== Data items ==
■ ■ ■

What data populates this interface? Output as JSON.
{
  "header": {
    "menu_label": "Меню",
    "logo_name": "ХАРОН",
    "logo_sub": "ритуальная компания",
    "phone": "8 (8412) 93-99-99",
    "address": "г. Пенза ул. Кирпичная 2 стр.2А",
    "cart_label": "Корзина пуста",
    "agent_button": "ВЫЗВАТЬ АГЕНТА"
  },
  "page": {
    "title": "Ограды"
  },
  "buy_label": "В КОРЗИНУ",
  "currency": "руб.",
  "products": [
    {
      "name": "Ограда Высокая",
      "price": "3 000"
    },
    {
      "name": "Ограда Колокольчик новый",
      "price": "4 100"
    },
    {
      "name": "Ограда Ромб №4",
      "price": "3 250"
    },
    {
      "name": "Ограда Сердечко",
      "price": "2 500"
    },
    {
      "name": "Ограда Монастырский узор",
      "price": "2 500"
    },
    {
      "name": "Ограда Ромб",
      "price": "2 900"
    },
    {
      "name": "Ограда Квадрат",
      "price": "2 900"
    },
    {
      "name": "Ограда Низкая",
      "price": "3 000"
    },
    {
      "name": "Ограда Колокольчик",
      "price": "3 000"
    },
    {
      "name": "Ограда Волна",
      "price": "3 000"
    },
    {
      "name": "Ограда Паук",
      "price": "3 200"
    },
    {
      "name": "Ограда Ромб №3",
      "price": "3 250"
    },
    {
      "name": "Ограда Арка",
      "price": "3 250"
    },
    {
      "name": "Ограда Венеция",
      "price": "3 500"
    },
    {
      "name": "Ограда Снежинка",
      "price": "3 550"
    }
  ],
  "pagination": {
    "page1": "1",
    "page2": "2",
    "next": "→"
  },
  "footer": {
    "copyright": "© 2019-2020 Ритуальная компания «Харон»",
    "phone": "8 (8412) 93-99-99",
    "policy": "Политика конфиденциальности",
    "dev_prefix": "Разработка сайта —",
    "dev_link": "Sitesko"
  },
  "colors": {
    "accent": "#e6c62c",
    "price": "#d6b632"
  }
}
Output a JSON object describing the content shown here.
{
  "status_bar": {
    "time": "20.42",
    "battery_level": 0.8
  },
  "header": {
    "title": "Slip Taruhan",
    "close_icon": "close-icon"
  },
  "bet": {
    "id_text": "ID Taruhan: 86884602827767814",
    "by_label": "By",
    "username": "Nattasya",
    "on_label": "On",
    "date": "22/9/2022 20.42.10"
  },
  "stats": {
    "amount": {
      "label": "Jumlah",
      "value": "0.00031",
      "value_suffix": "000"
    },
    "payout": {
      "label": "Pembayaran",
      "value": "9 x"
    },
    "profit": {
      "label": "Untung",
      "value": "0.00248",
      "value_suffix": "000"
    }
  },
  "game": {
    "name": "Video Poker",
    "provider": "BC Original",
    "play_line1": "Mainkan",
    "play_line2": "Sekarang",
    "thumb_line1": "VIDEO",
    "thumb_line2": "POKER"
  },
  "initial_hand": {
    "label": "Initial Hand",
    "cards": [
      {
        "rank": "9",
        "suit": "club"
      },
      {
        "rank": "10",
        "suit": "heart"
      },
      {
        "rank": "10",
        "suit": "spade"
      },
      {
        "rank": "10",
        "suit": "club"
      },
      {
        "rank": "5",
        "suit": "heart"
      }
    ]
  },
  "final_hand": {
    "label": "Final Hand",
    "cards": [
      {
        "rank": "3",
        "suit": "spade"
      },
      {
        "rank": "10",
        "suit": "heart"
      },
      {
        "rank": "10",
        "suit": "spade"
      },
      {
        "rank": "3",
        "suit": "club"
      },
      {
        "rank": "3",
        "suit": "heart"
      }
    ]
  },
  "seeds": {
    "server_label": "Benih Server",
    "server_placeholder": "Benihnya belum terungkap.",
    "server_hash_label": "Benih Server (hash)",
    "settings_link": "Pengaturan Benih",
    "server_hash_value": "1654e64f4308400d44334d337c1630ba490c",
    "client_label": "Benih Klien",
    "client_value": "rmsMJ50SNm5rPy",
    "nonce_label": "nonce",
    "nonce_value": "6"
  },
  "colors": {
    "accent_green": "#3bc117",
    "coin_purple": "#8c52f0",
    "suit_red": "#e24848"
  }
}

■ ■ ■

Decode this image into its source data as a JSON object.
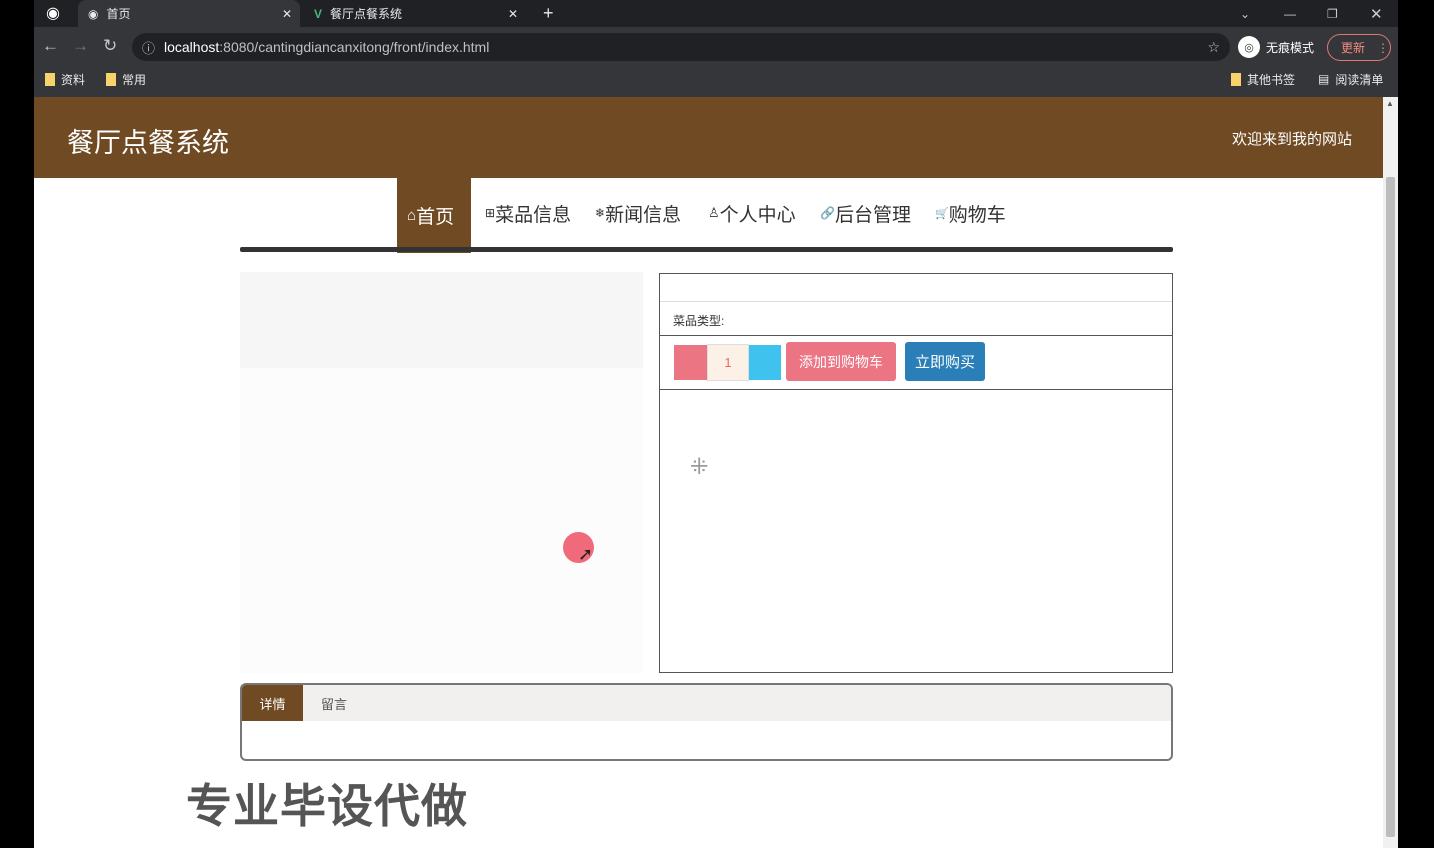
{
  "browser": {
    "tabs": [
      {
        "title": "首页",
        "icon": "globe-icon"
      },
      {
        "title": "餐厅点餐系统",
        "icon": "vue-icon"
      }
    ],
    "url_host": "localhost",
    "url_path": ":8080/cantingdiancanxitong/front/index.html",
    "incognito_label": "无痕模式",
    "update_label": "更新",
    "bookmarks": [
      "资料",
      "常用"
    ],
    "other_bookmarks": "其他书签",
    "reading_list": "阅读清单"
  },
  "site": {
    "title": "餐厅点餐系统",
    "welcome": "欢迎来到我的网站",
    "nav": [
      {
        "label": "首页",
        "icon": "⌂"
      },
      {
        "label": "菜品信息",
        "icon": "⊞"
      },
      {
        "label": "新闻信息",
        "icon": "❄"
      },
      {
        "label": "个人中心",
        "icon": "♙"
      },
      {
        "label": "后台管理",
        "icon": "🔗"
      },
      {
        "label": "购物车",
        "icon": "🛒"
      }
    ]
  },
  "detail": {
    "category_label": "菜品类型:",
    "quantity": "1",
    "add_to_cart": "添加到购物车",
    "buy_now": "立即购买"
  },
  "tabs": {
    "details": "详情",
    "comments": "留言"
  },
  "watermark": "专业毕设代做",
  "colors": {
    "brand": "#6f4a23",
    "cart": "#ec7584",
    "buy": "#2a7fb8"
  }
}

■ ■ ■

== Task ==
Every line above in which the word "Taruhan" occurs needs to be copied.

== Answer space ==
    "title": "Slip Taruhan",
    "id_text": "ID Taruhan: 86884602827767814",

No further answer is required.